Subjects with lower levels of indole also showed higher levels of fat deposits in their livers. And if these scientists’ lab experiments are any indication, that’s no coincidence at all.
Researchers used animal models to mimic fatty liver disease in mice, then treated them with indole. And results showed that this phytonutrient was able to decrease both liver fat accumulation and inflammation.
Further experiments on individual cells showed a similar pattern. Not only did indole slash fat in liver cells, but it also acted on intestinal cells responsible for sending out signals that silence inflammation.
Needless to say, this is an incredibly promising finding.
Your microbiome matters, too
NAFLD is one of the fastest growing epidemics in this country—rising right alongside obesity. It’s marked by excessive fat buildup in the liver that isn’t caused by alcoholism or medication use. And it’s now the most common form of chronic liver disease in the world.
In fact, global rates of diagnosed NAFLD have reached as high as 25 percent. And this trend is most certainly contributing to higher rates of diabetes, heart disease, and early death.
So if something as simple as kale can help us to reverse course, I’d say that merits some pretty enthusiastic headlines, wouldn’t you?
But this research is also interesting because it points out the critical connection between gut health and liver health. In fact, your gut bacteria generate indole naturally, from the amino acid tryptophan.
And these indoles aren’t just effective against fatty liver. Indole-3-carbinol, for example, delivers both anti-inflammatory and anti-cancer benefits. So consider this yet another example of how a thriving microbiome can help offer protection against some of the biggest modern health threats facing us today.
Obviously, regular helpings of cruciferous veggies can turbocharge protective indole activity. But as I mentioned yesterday, I can’t emphasize the importance of taking a daily probiotic enough—whether the goal is to fight allergies or fatty liver.
But the single most important strategy in fighting NAFLD? Surprise, surprise… kicking sugar to the curb, and following a healthy, balanced diet full of fresh, whole foods and lean protein—like my A-List Diet—instead.
The bottom line is, when it comes to NAFLD, your fate is almost entirely in your own hands. And changing it for the better can be easier than you expect—as I outline in the June 2018 issue of my monthly newsletter, Logical Health Alternatives (“The latest on fatty liver disease—America’s most lethal epidemic-in-the-making”). Not yet a subscriber?
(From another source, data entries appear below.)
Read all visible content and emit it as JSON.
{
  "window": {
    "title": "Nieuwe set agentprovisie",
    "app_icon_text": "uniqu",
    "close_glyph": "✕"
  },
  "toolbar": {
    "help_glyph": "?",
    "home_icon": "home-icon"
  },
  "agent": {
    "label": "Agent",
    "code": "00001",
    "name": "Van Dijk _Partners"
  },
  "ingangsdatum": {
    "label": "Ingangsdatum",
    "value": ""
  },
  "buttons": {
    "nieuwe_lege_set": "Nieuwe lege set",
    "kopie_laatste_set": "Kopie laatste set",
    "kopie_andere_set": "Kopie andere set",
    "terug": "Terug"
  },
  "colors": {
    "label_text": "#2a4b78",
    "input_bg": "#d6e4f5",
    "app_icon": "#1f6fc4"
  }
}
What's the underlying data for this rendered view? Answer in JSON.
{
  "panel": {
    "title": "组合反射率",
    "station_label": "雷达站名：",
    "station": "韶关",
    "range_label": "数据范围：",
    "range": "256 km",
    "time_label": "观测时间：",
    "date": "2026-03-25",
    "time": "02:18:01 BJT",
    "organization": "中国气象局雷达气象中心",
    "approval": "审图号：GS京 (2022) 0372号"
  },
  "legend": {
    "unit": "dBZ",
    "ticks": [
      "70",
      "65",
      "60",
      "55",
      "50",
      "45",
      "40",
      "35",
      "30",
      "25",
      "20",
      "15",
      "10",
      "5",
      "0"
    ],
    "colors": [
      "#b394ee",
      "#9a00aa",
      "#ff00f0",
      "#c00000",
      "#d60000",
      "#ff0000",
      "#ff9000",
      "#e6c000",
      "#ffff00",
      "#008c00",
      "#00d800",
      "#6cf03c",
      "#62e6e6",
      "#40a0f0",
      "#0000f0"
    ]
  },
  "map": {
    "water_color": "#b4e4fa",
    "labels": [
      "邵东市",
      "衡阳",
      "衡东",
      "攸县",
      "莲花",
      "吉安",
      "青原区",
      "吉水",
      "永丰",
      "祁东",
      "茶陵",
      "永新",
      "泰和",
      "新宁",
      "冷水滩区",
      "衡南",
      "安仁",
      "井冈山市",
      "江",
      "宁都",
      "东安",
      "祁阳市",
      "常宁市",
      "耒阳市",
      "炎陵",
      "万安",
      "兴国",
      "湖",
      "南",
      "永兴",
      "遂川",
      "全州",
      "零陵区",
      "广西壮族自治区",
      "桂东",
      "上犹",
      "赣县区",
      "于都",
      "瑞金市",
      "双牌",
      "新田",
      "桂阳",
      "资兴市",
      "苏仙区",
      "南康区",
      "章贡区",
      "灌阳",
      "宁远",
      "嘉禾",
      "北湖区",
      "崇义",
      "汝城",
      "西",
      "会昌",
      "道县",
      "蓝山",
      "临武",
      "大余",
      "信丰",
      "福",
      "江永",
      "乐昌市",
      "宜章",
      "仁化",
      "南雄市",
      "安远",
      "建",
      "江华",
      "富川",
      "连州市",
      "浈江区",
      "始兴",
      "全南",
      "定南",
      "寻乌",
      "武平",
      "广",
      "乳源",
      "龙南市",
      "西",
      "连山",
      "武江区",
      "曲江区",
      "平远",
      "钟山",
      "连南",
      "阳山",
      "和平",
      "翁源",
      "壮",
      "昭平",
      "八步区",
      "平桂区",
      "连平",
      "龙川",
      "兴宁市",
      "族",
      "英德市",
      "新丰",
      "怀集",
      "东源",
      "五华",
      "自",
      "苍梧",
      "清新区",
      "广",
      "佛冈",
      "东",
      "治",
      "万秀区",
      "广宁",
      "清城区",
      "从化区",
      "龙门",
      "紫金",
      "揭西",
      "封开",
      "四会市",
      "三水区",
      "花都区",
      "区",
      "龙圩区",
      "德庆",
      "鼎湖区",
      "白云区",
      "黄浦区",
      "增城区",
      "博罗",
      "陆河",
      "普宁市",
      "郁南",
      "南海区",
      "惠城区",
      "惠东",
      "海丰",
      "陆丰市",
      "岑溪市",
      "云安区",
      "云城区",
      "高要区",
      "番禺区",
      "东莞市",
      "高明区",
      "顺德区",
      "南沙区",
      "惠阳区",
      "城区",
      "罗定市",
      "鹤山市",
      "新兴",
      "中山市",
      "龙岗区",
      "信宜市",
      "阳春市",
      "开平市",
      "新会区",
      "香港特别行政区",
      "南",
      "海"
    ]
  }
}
All it takes is one click.
“Natural compound in vegetables helps fight fatty liver disease: New research shows how indole can reduce inflammation, fatty deposits.” Science Daily, 02/07/2020. (sciencedaily.com/releases/2020/02/200207123746.htm)